Staff presence was limited to operational issues. In fact, a “warning” greeted us at the start of class – it wasn’t called a warning, but I’m not sure what else it could be called: “The TAs will also attempt to directly respond to some posts in order to facilitate discussion or address certain problems. Please be aware that the TAs are neither professional experts in computer science, biology or life science.” I suppose it’s just as well they didn’t actually attempt to facilitate discussion, although logistical issues were addressed – questions on written assignment requirements, problems with exam submissions, etc.
Some of us (including classmates from the concurrent Plato course – more good timing) used the message boards to bandy about more philosophical approaches to the material, dipping into epistemology. At one point, that disintegrated into a pissing match so I backed off. That happens sometimes. It happens more often when a course isn’t well-monitored. As I keep saying, every MOOC is different. Some MOOCs show ownership; others, don’t. It’s kind of a shame, because Dr. Purves obviously had great depth of knowledge about, and passion for, his field. Some of that came across, but it could’ve been a knock-your-socks off experience, and it wasn’t.
Grading was based on quizzes – they were timed, but generously so, and multiple attempts were permitted – and a final peer assessed paper that could be viewed as optional, depending on one’s goals; some students are quite fond of Certificates of Achievement, with or without Distinction, and as there was no Distinction here, and a Certificate could be earned by acing the quizzes, it was possible to skip the paper. However, I found it beneficial; I could pull my thoughts together in an organized way and put the Inverse Problem and the concept of survival-based perception into my own words and tell a story. I’ll also get to see other papers, which is a huge benefit of doing any Peer Assessment (only a tiny fraction of students show up on the message boards, and it’s always fun to see what others are thinking).
I signed up for this course because of the Philosophy and the Sciences course I took last Fall; it was a natural continuation of the science portion.

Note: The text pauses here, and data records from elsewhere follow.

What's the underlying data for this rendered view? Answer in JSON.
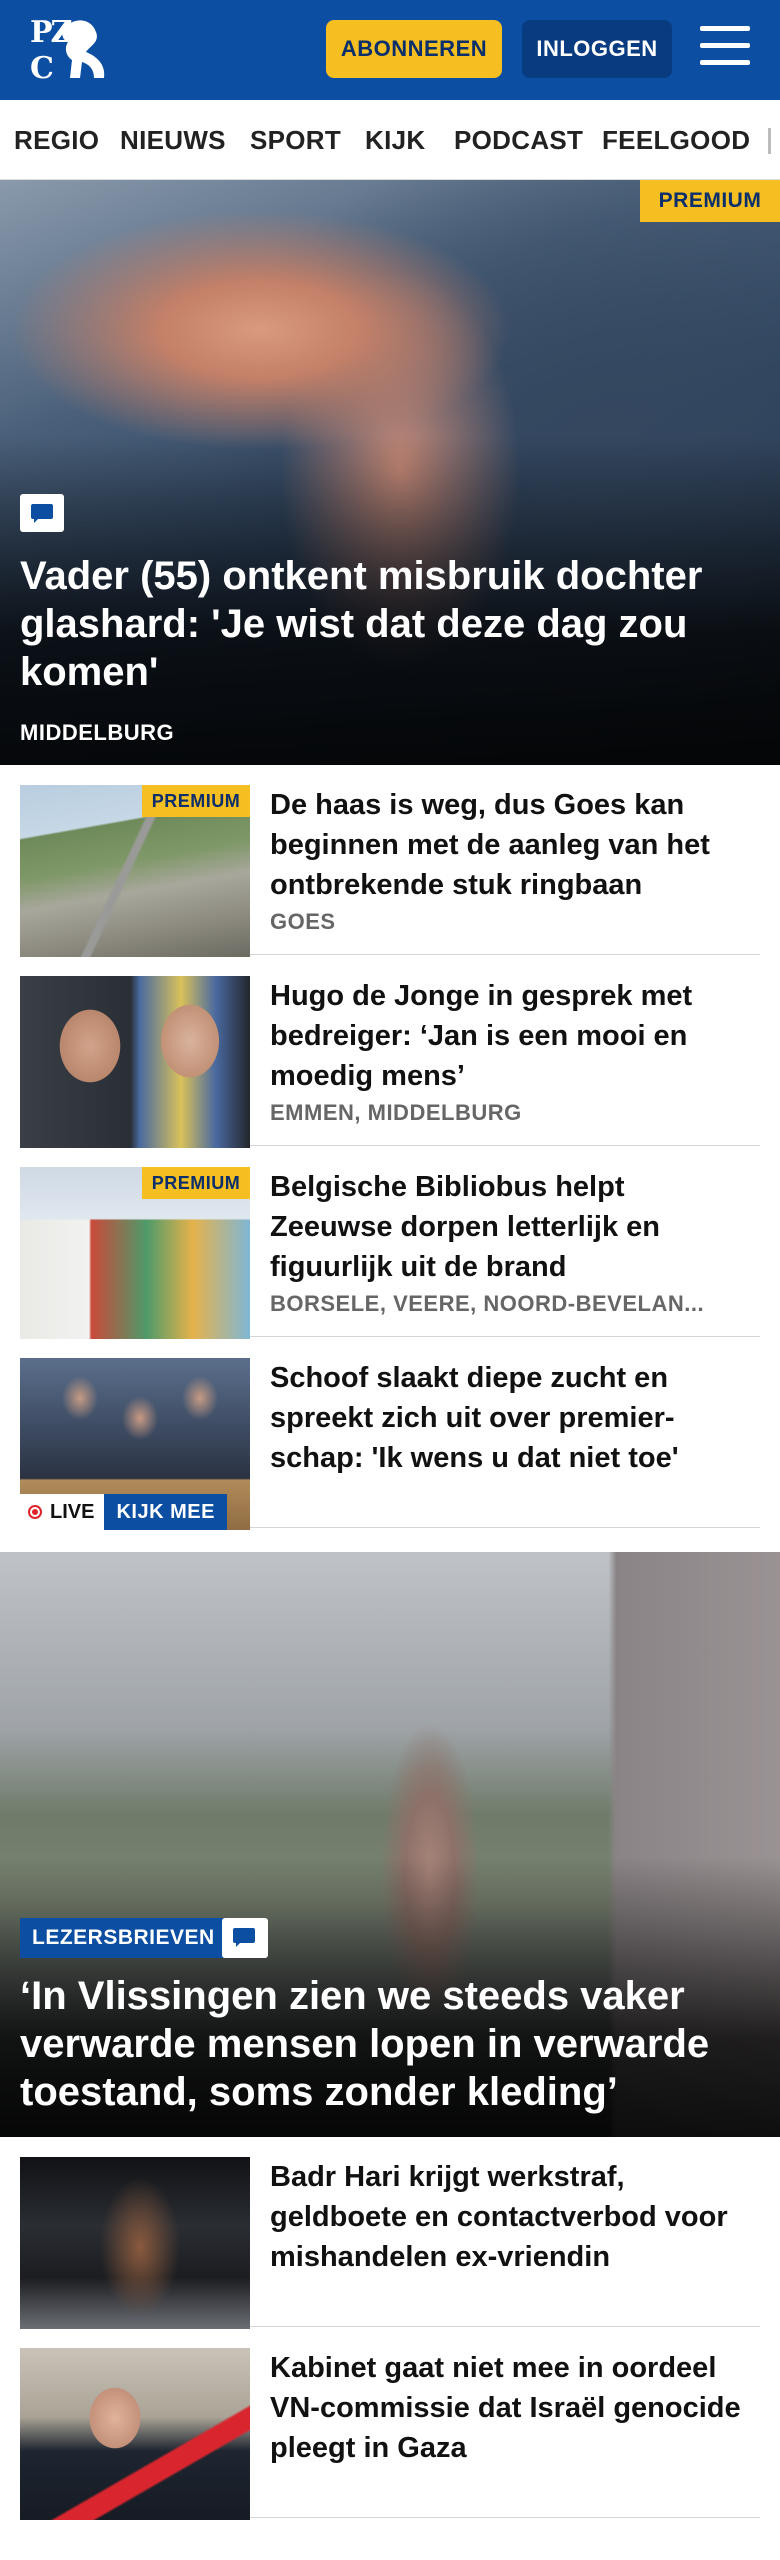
{
  "header": {
    "logo_text": "PZC",
    "subscribe_label": "ABONNEREN",
    "login_label": "INLOGGEN",
    "brand_color": "#0b4ea2",
    "accent_color": "#f5bf22"
  },
  "nav": {
    "items": [
      "REGIO",
      "NIEUWS",
      "SPORT",
      "KIJK",
      "PODCAST",
      "FEELGOOD"
    ]
  },
  "hero": {
    "premium_label": "PREMIUM",
    "title": "Vader (55) ontkent misbruik dochter glashard: 'Je wist dat deze dag zou komen'",
    "location": "MIDDELBURG"
  },
  "articles": [
    {
      "premium_label": "PREMIUM",
      "title": "De haas is weg, dus Goes kan beginnen met de aanleg van het ontbrekende stuk ringbaan",
      "location": "GOES"
    },
    {
      "title": "Hugo de Jonge in gesprek met bedreiger: ‘Jan is een mooi en moedig mens’",
      "location": "EMMEN, MIDDELBURG"
    },
    {
      "premium_label": "PREMIUM",
      "title": "Belgische Bibliobus helpt Zeeuwse dorpen letterlijk en figuurlijk uit de brand",
      "location": "BORSELE, VEERE, NOORD-BEVELAN..."
    },
    {
      "title": "Schoof slaakt diepe zucht en spreekt zich uit over premier-schap: 'Ik wens u dat niet toe'",
      "live_label": "LIVE",
      "watch_label": "KIJK MEE"
    }
  ],
  "feature": {
    "tag_label": "LEZERSBRIEVEN",
    "title": "‘In Vlissingen zien we steeds vaker verwarde mensen lopen in verwarde toestand, soms zonder kleding’"
  },
  "more_articles": [
    {
      "title": "Badr Hari krijgt werkstraf, geldboete en contactverbod voor mishandelen ex-vriendin"
    },
    {
      "title": "Kabinet gaat niet mee in oordeel VN-commissie dat Israël genocide pleegt in Gaza"
    }
  ]
}
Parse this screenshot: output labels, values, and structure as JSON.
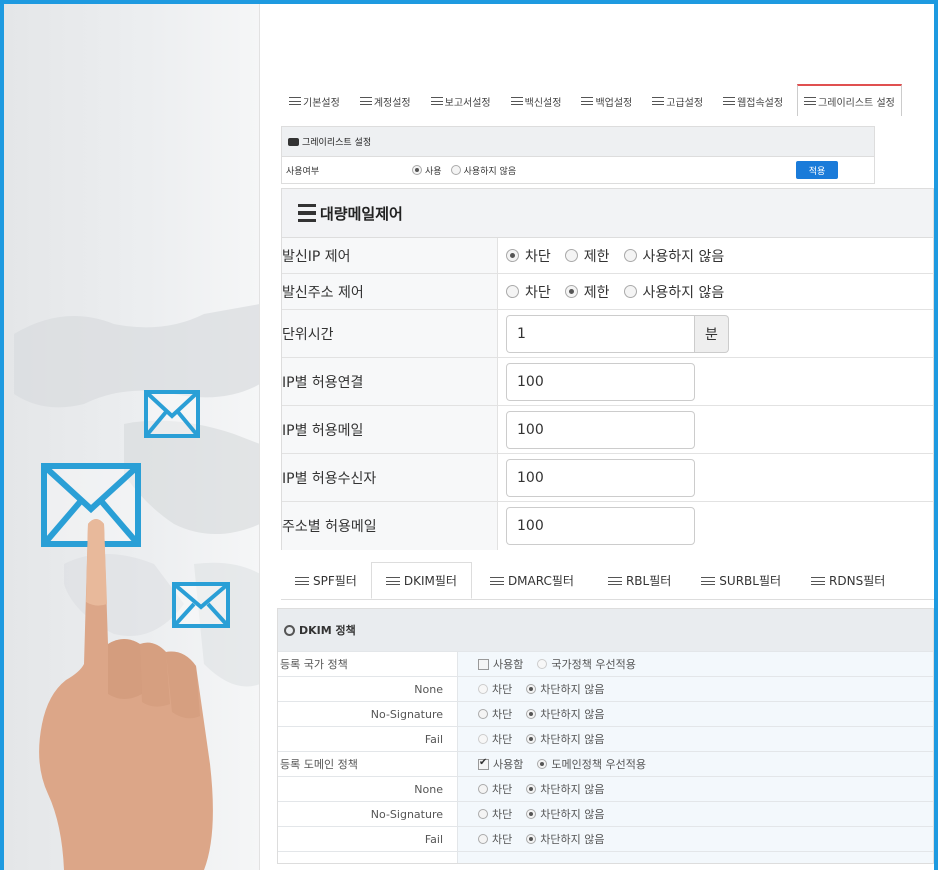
{
  "top_tabs": [
    {
      "label": "기본설정",
      "active": false
    },
    {
      "label": "계정설정",
      "active": false
    },
    {
      "label": "보고서설정",
      "active": false
    },
    {
      "label": "백신설정",
      "active": false
    },
    {
      "label": "백업설정",
      "active": false
    },
    {
      "label": "고급설정",
      "active": false
    },
    {
      "label": "웹접속설정",
      "active": false
    },
    {
      "label": "그레이리스트 설정",
      "active": true
    }
  ],
  "greylist": {
    "title": "그레이리스트 설정",
    "use_label": "사용여부",
    "opt_use": "사용",
    "opt_not_use": "사용하지 않음",
    "apply_label": "적용"
  },
  "bulk": {
    "title": "대량메일제어",
    "rows": [
      {
        "label": "발신IP 제어",
        "options": [
          "차단",
          "제한",
          "사용하지 않음"
        ],
        "selected": 0
      },
      {
        "label": "발신주소 제어",
        "options": [
          "차단",
          "제한",
          "사용하지 않음"
        ],
        "selected": 1
      }
    ],
    "unit_time": {
      "label": "단위시간",
      "value": "1",
      "unit": "분"
    },
    "inputs": [
      {
        "label": "IP별 허용연결",
        "value": "100"
      },
      {
        "label": "IP별 허용메일",
        "value": "100"
      },
      {
        "label": "IP별 허용수신자",
        "value": "100"
      },
      {
        "label": "주소별 허용메일",
        "value": "100"
      }
    ]
  },
  "filter_tabs": [
    {
      "label": "SPF필터",
      "active": false
    },
    {
      "label": "DKIM필터",
      "active": true
    },
    {
      "label": "DMARC필터",
      "active": false
    },
    {
      "label": "RBL필터",
      "active": false
    },
    {
      "label": "SURBL필터",
      "active": false
    },
    {
      "label": "RDNS필터",
      "active": false
    }
  ],
  "dkim": {
    "title": "DKIM 정책",
    "country_policy": {
      "label": "등록 국가 정책",
      "check_label": "사용함",
      "checked": false,
      "radio_label": "국가정책 우선적용"
    },
    "domain_policy": {
      "label": "등록 도메인 정책",
      "check_label": "사용함",
      "checked": true,
      "radio_label": "도메인정책 우선적용"
    },
    "block": "차단",
    "no_block": "차단하지 않음",
    "sub_labels": [
      "None",
      "No-Signature",
      "Fail"
    ]
  }
}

It’s material worth learning, and I find the point of view fascinating (I’ve used it in other courses already), even if the packaging was a little disappointing.